"We've been wanting to come in, and now we're here," explains one of the women. "What should we get?"
Behind Russell are square chalkboards listing half a dozen methods of coffee preparation. Within his reach are silver-topped jars of coffee beans and enough glassware to make a chemist jealous. He recommends either the shop's cold brew (made drip-style in a strong concentrate and served over ice) or the flash brew (essentially pour-over with the water-and-bean ratio adjusted to allow for ice).
"Lawrence has a lot of coffee shops, but not in this style," the woman says. "Lawrence needs this."
That's exactly what owner Ben Farmer, 26, thought when he opened his brew lab, at a busy intersection behind the Iwig Dairy Store, in late March. The former FedEx driver, tree trimmer, concrete finisher and diesel mechanic had finally figured out the right use for his hands.
"It's the small-town Kansas attitude of getting to know your neighbors and having a good time doing it," Farmer, who grew up in Spring Hill, Kansas, says. "The coffee and the people are the focus."
That goes for Farmer's crew as well. Russell greets each of his customers with some variation of "You got anything going on today?" As he preps drinks - there are beans to measure, grind and trickle water over, about a four-minute process - he learns about a trip to see family, an out-of-town move, Lawrence's dating scene, a search for a new stove. In Farmer's paean to the latest coffee techniques, there is the quiet echo of a neighborhood diner, a place that runs on regulars.
But talk here always comes back to the coffee. The shop stocks four types of beans - three from the Broadway Roasting Co. and one from a guest roaster (right now, Benetti's in Raytown) - and it has started bottling what has become its signature product: that cold brew. A pair of coffee towers sits inside a wall-mounted trophy case next to the front door; the towers take about 11 hours to produce a batch of cold brew. Farmer first tasted the tower method at Denver's Happy Coffee. It was the best he'd ever had.
"It kind of blindsided me - it's been a huge hit," Farmer says of his own cold brew. "It's become iconic of the shop. It was so big off the bat, I just had to figure out at a way to reach more people and the west Lawrence side."
So now there are bottles, including versions with chocolate milk and organic almond chocolate milk, for sale at the Merc. They taste like smooth, subtle mochas, though they pack a caffeine wallop: about four espresso shots' worth in each 10-ounce bottle.
If you can sit still after one or two of those, it's easy to pass an hour at one of the two tables in Farmer's cozy space, maybe order one of the toffee-pecan cookies the size of a bread plate. The whir of the grinder and the bang of the metal cylinder, as Russell settles more grounds, take on a certain lull after a while.

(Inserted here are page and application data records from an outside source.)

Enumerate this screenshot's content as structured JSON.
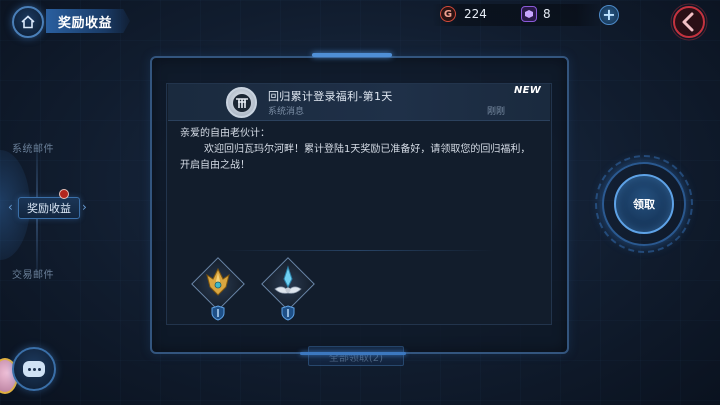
{
  "header": {
    "title": "奖励收益"
  },
  "currency": {
    "gold": {
      "icon_label": "G",
      "value": "224"
    },
    "gem": {
      "value": "8"
    }
  },
  "sidebar": {
    "items": [
      {
        "label": "系统邮件",
        "active": false
      },
      {
        "label": "奖励收益",
        "active": true,
        "has_notification": true
      },
      {
        "label": "交易邮件",
        "active": false
      }
    ]
  },
  "mail": {
    "title": "回归累计登录福利-第1天",
    "sender": "系统消息",
    "time": "刚刚",
    "badge": "NEW",
    "greeting": "亲爱的自由老伙计：",
    "body": "欢迎回归瓦玛尔河畔！累计登陆1天奖励已准备好，请领取您的回归福利，开启自由之战！",
    "rewards": [
      {
        "name": "golden-trident-emblem"
      },
      {
        "name": "blue-crystal-wing-emblem"
      }
    ]
  },
  "actions": {
    "claim_label": "领取",
    "bottom_label": "全部领取(2)"
  },
  "colors": {
    "accent": "#4f8fd6",
    "background": "#111d2f",
    "notification": "#b3261e"
  }
}
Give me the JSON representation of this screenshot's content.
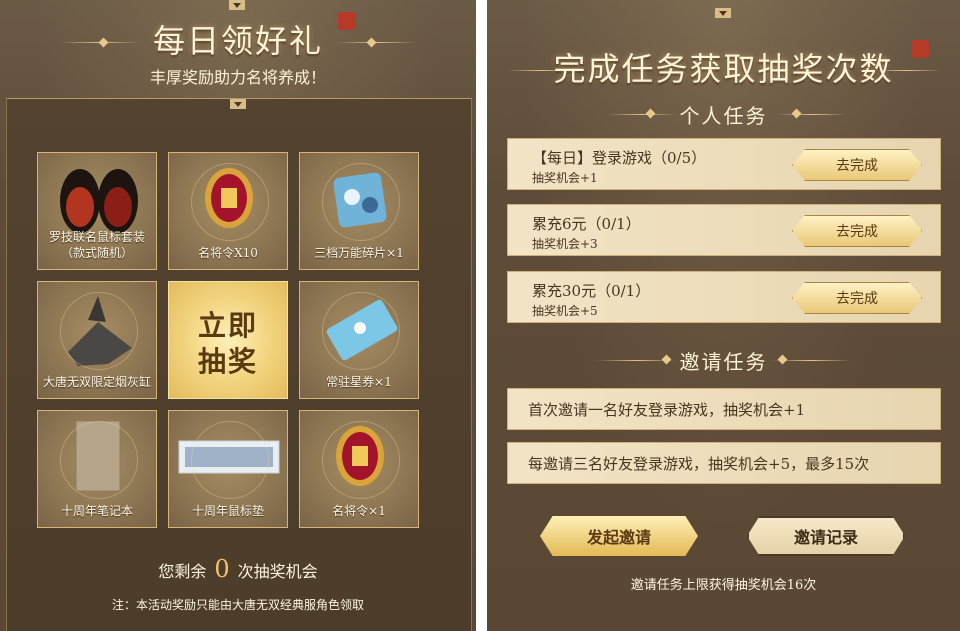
{
  "left": {
    "title": "每日领好礼",
    "subtitle": "丰厚奖励助力名将养成！",
    "grid": [
      {
        "label": "罗技联名鼠标套装\n（款式随机）",
        "icon": "mouse-set-icon"
      },
      {
        "label": "名将令X10",
        "icon": "token-icon"
      },
      {
        "label": "三档万能碎片×1",
        "icon": "fragment-icon"
      },
      {
        "label": "大唐无双限定烟灰缸",
        "icon": "ashtray-icon"
      },
      {
        "label": "立即\n抽奖",
        "icon": "draw-button"
      },
      {
        "label": "常驻星券×1",
        "icon": "ticket-icon"
      },
      {
        "label": "十周年笔记本",
        "icon": "notebook-icon"
      },
      {
        "label": "十周年鼠标垫",
        "icon": "mousepad-icon"
      },
      {
        "label": "名将令×1",
        "icon": "token-icon"
      }
    ],
    "remain_prefix": "您剩余",
    "remain_count": "0",
    "remain_suffix": "次抽奖机会",
    "note": "注：本活动奖励只能由大唐无双经典服角色领取"
  },
  "right": {
    "title": "完成任务获取抽奖次数",
    "personal_heading": "个人任务",
    "tasks": [
      {
        "name": "【每日】登录游戏（0/5）",
        "reward": "抽奖机会+1",
        "button": "去完成"
      },
      {
        "name": "累充6元（0/1）",
        "reward": "抽奖机会+3",
        "button": "去完成"
      },
      {
        "name": "累充30元（0/1）",
        "reward": "抽奖机会+5",
        "button": "去完成"
      }
    ],
    "invite_heading": "邀请任务",
    "invites": [
      "首次邀请一名好友登录游戏，抽奖机会+1",
      "每邀请三名好友登录游戏，抽奖机会+5，最多15次"
    ],
    "invite_button": "发起邀请",
    "record_button": "邀请记录",
    "footer": "邀请任务上限获得抽奖机会16次"
  },
  "colors": {
    "accent_gold": "#e9c878",
    "panel_brown": "#5e4c39",
    "card_cream": "#f2e4c6"
  }
}
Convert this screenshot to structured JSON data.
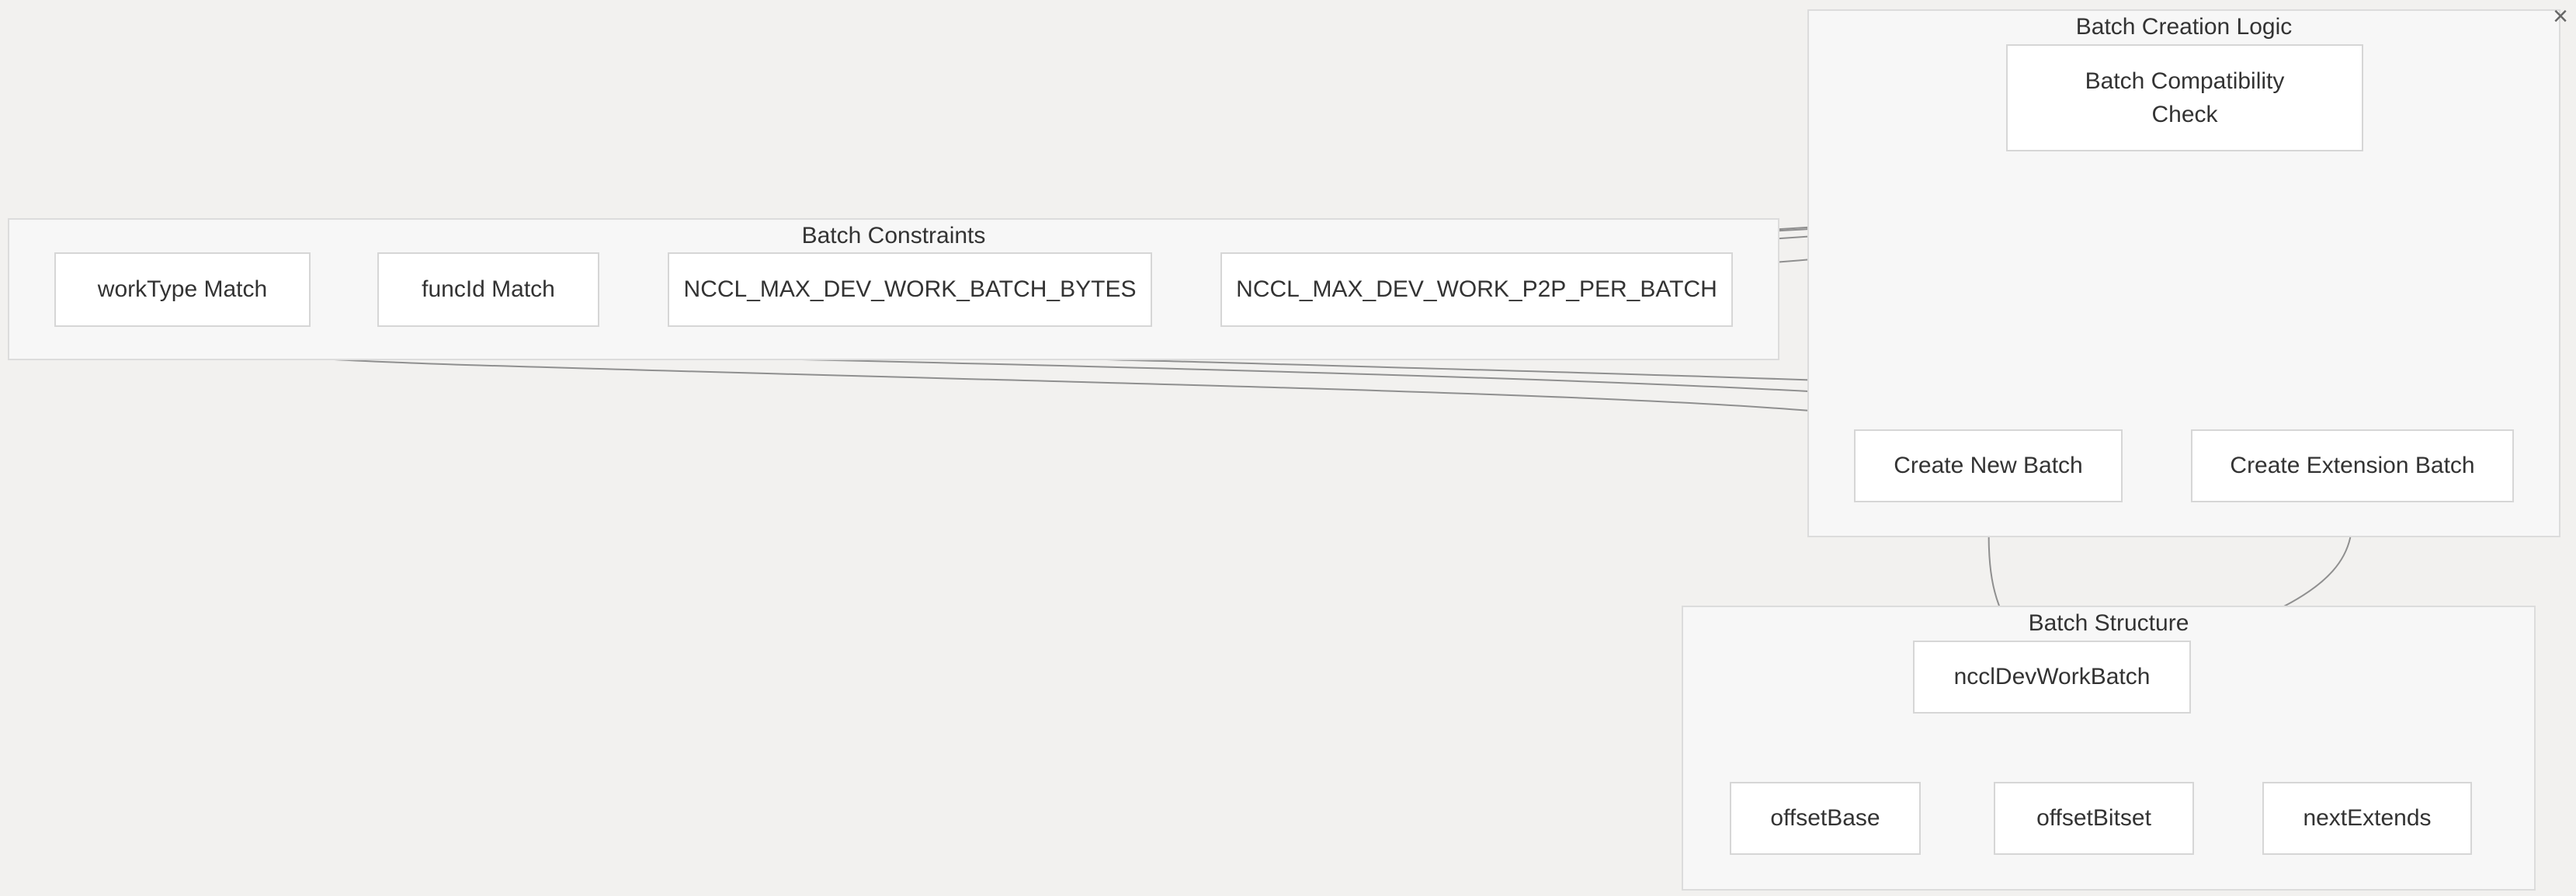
{
  "close_label": "×",
  "clusters": {
    "creation": {
      "title": "Batch Creation Logic"
    },
    "constraints": {
      "title": "Batch Constraints"
    },
    "structure": {
      "title": "Batch Structure"
    }
  },
  "nodes": {
    "compat_check": "Batch Compatibility Check",
    "worktype": "workType Match",
    "funcid": "funcId Match",
    "max_bytes": "NCCL_MAX_DEV_WORK_BATCH_BYTES",
    "max_p2p": "NCCL_MAX_DEV_WORK_P2P_PER_BATCH",
    "new_batch": "Create New Batch",
    "ext_batch": "Create Extension Batch",
    "devworkbatch": "ncclDevWorkBatch",
    "offsetbase": "offsetBase",
    "offsetbitset": "offsetBitset",
    "nextextends": "nextExtends"
  },
  "colors": {
    "background": "#f2f1ef",
    "cluster": "#f7f7f7",
    "node": "#ffffff",
    "edge": "#8f8f8f"
  }
}
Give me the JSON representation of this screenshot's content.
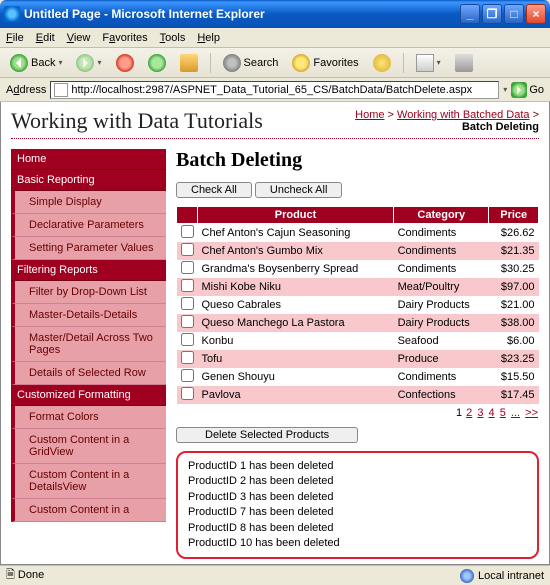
{
  "window": {
    "title": "Untitled Page - Microsoft Internet Explorer"
  },
  "menu": {
    "file": "File",
    "edit": "Edit",
    "view": "View",
    "favorites": "Favorites",
    "tools": "Tools",
    "help": "Help"
  },
  "toolbar": {
    "back": "Back",
    "search": "Search",
    "favorites": "Favorites"
  },
  "address": {
    "label": "Address",
    "url": "http://localhost:2987/ASPNET_Data_Tutorial_65_CS/BatchData/BatchDelete.aspx",
    "go": "Go"
  },
  "header": {
    "site_title": "Working with Data Tutorials",
    "bc_home": "Home",
    "bc_section": "Working with Batched Data",
    "bc_current": "Batch Deleting"
  },
  "nav": {
    "cat0": "Home",
    "cat1": "Basic Reporting",
    "cat1_items": [
      "Simple Display",
      "Declarative Parameters",
      "Setting Parameter Values"
    ],
    "cat2": "Filtering Reports",
    "cat2_items": [
      "Filter by Drop-Down List",
      "Master-Details-Details",
      "Master/Detail Across Two Pages",
      "Details of Selected Row"
    ],
    "cat3": "Customized Formatting",
    "cat3_items": [
      "Format Colors",
      "Custom Content in a GridView",
      "Custom Content in a DetailsView",
      "Custom Content in a"
    ]
  },
  "main": {
    "heading": "Batch Deleting",
    "check_all": "Check All",
    "uncheck_all": "Uncheck All",
    "delete_btn": "Delete Selected Products",
    "cols": {
      "product": "Product",
      "category": "Category",
      "price": "Price"
    },
    "rows": [
      {
        "product": "Chef Anton's Cajun Seasoning",
        "category": "Condiments",
        "price": "$26.62"
      },
      {
        "product": "Chef Anton's Gumbo Mix",
        "category": "Condiments",
        "price": "$21.35"
      },
      {
        "product": "Grandma's Boysenberry Spread",
        "category": "Condiments",
        "price": "$30.25"
      },
      {
        "product": "Mishi Kobe Niku",
        "category": "Meat/Poultry",
        "price": "$97.00"
      },
      {
        "product": "Queso Cabrales",
        "category": "Dairy Products",
        "price": "$21.00"
      },
      {
        "product": "Queso Manchego La Pastora",
        "category": "Dairy Products",
        "price": "$38.00"
      },
      {
        "product": "Konbu",
        "category": "Seafood",
        "price": "$6.00"
      },
      {
        "product": "Tofu",
        "category": "Produce",
        "price": "$23.25"
      },
      {
        "product": "Genen Shouyu",
        "category": "Condiments",
        "price": "$15.50"
      },
      {
        "product": "Pavlova",
        "category": "Confections",
        "price": "$17.45"
      }
    ],
    "pager": {
      "p1": "1",
      "p2": "2",
      "p3": "3",
      "p4": "4",
      "p5": "5",
      "dots": "...",
      "next": ">>"
    },
    "messages": [
      "ProductID 1 has been deleted",
      "ProductID 2 has been deleted",
      "ProductID 3 has been deleted",
      "ProductID 7 has been deleted",
      "ProductID 8 has been deleted",
      "ProductID 10 has been deleted"
    ]
  },
  "status": {
    "left": "Done",
    "right": "Local intranet"
  }
}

Parking at Alchemy can be difficult, but serious coffee drinkers might find it even harder to leave.
I'm at Lawrence's newest breakfast joint, which opened in late July. The Roost has transformed a onetime morning institution here, Milton's, into a chic wood-and-white-walled space you might call farmhouse-clean. Manda Jolly, a former Milton's manager, owns and runs the Roost with her husband, Sean Jolly, and manager Ken Pingleton.
To keep my stripped-down bloody mary company, I add the Roost breakfast sammy to my order: two expertly cooked over-easy eggs inside toasty sourdough bread. I see plenty of Bennys - the restaurant's name for its eggs Benedict - and orders of biscuits and gravy heading through the kitchen door toward the full tables.
The bartenders on duty, Steve and Heather, are present without hovering as they debate their next addition to the cocktail menu. There's the Champagne Supernova, made with muddled mint, orange juice and sugar, and there's a drink called the Colombian, which features the house-cold pressed coffee along with chocolate, vanilla, tequila and Kahlua.
And as at any good breakfast place, there's a cup of bottomless coffee for $2. Yes, the Roost should settle in nicely on Mass.
Alchemy Coffee (1901 Massachusetts, Lawrence, 785-424-4546) is open 7 a.m. - 7 p.m. daily.
The Roost (920 Massachusetts, Lawrence, 785-843-1110) is open 7 a.m. - 4 p.m. daily.